There were so many options for getting from Point A to Point B, I was often paralyzed before I stepped out the door. Do I use a car-share or a ride-share? Should I order a cab, a pedicab, or a sedan? Car2Go or Zipcar? How about a scooter or a bike-share? What about plain-old public transportation? By the time I've checked the dozen apps on my phone, compared prices, wait times, and travel times, I probably could have made it to my destination by walking. It took my wife and I over an hour to weigh all the different options of getting her to the airport. (We eventually decided on a Zipcar.)
Thankfully, there seems to be an app that aims to make sense of this dystopian future of transportation. I met the founders of RideScout at SXSW, of course, where they showed me their new tool that aggregates all these various transportation options in a single interface. While most transportation options have their own apps, RideScout collects them in one place. You plug in your departure and RideScout will present you with various options based on your current location, allowing you to compare them by duration and price, all in real-time.
Founder Joseph Kopser thought up the idea when he was trying to weigh the many choices for how to get from his house to the Pentagon. "I had like 20 options on a very small 5 mile route, from biking to jogging to Virginia public transportation to friends in DC," he said. And that was two years ago, even before the proliferation of transportation start-ups. As with most accidental start-up founders, he assumed that someone had invented such an intuitive app. When he couldn't find it, he decided to build it himself.
The West Point graduate was also drawn to the idea that, after working for so long working for the military "in the business of consuming energy, ... now I have a chance to turn around and give back to society." Kopser compares his task at RideScout with his previous job working for Army chief George Casey. "Trying to get people to change their habits, change their mindsets," he said. "That is a hard, strategic long-term event, which can't be measured in tiny quick wins."
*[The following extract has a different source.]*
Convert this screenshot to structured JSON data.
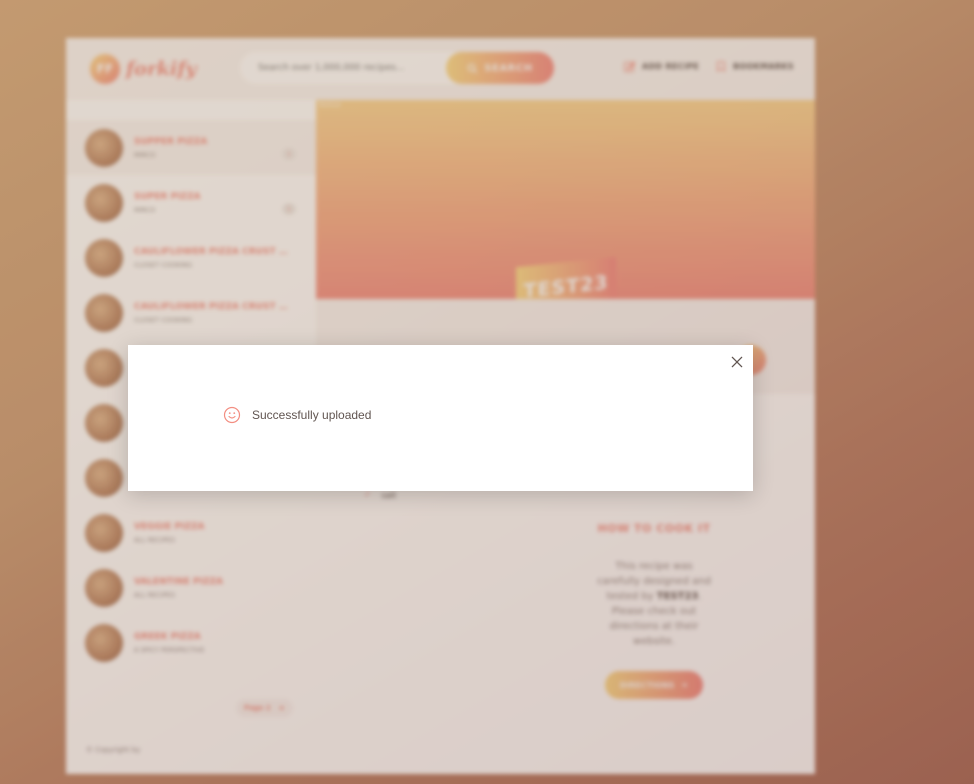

The most difficult challenge for RideScout has been synthesizing the APIs and databases from various apps and platforms that weren't designed to work together. The fact that new apps are coming out almost daily exacerbates the challenge, forcing them to be strategic with each new partner they attempt to integrate into their app. In presenting different options to users, RideScout is also struggling with how to compare "apples and oranges," with some services charging by the mile while others charging by the minute or hour.